(Ranunculus tripartitus )

Three-lobed crowfoot © Lliam Rooney

Three-lobed crowfoot © Lliam Rooney


A member of the buttercup family, but with small, white, starry flowers.

Like most crowfoots, it has two kinds of leaves: the surface leaves are three-lobed and broad, but the underwater leaves – which are rarely seen with this species – are finely divided and feathery.

Distribution

It grows mainly in south-west England and south Wales. Although still very rare, botanists keep finding it in south-east England in old sites where it was thought to have disappeared.

Habitat

Wet mud, ditches and ponds.

Status

Classified as Endangered.

Key threats

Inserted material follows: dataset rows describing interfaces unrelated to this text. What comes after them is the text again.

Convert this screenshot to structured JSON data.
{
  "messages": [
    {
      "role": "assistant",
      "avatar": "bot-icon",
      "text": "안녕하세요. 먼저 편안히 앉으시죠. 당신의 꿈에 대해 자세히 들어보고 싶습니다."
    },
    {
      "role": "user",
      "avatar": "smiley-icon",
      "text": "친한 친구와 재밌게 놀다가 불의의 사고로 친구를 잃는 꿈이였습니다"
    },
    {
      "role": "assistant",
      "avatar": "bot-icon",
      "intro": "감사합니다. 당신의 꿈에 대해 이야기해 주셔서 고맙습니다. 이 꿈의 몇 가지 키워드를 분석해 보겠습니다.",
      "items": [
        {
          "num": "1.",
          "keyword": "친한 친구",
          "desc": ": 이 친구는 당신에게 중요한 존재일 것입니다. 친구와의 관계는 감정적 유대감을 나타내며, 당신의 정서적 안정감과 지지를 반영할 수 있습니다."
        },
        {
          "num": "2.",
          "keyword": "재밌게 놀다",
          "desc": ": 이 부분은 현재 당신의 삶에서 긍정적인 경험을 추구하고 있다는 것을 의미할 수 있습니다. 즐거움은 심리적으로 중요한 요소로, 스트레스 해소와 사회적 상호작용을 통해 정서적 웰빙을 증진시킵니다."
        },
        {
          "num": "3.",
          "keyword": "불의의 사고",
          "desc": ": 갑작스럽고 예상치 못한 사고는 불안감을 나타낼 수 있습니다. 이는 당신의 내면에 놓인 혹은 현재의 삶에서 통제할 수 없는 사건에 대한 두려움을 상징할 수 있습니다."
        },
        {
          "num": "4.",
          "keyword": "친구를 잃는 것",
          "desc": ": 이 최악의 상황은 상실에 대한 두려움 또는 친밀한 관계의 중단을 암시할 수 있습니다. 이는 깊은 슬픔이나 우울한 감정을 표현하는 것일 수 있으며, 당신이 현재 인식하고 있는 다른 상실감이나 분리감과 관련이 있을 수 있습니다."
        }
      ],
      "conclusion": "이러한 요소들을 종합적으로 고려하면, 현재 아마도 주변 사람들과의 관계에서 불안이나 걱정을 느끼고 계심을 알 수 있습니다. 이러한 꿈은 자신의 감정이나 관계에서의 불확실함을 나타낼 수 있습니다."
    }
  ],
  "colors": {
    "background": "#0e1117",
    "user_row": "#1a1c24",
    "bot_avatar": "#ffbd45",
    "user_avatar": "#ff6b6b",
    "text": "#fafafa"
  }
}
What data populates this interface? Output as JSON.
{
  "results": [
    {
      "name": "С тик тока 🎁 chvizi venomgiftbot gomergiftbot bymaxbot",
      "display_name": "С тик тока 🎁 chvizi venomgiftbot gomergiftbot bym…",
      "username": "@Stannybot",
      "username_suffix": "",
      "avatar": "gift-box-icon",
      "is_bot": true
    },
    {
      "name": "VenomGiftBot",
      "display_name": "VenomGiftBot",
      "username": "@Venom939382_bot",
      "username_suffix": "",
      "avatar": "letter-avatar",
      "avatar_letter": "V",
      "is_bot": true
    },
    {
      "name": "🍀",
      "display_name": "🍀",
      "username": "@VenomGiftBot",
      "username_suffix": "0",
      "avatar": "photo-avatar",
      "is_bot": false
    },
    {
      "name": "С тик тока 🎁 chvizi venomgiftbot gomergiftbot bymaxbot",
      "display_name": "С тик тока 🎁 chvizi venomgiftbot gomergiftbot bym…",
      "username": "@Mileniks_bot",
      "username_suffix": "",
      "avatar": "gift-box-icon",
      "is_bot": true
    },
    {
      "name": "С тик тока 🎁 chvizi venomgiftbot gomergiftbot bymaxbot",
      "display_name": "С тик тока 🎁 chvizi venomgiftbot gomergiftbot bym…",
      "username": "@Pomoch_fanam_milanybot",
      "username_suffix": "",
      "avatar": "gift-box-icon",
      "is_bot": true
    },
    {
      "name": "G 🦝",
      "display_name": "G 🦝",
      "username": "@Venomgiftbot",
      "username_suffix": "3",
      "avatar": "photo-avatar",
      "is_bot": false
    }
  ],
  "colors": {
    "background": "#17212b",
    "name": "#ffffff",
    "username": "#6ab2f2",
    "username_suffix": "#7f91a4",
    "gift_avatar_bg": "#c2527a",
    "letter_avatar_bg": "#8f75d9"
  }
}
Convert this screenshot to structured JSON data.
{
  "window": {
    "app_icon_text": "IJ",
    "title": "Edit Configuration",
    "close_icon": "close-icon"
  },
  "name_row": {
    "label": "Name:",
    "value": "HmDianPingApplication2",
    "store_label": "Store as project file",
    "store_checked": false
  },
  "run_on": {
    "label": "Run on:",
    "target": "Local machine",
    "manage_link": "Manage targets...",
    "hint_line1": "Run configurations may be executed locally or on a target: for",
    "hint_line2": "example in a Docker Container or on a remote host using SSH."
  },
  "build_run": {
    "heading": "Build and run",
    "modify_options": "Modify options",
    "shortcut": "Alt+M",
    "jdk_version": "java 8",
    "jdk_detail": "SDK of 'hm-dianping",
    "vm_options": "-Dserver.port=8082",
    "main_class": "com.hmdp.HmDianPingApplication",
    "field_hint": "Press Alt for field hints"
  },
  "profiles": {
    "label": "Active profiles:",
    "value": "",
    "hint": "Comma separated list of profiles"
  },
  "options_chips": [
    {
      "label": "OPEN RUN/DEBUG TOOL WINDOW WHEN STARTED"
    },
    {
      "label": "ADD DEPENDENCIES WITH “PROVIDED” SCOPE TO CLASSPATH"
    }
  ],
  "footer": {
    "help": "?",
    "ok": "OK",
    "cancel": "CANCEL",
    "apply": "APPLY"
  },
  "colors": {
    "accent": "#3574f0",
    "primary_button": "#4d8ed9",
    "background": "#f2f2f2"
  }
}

It is principally threatened by loss of heathland, draining or infilling of pools, and loss of grazing which allows it to be smothered by coarse plants.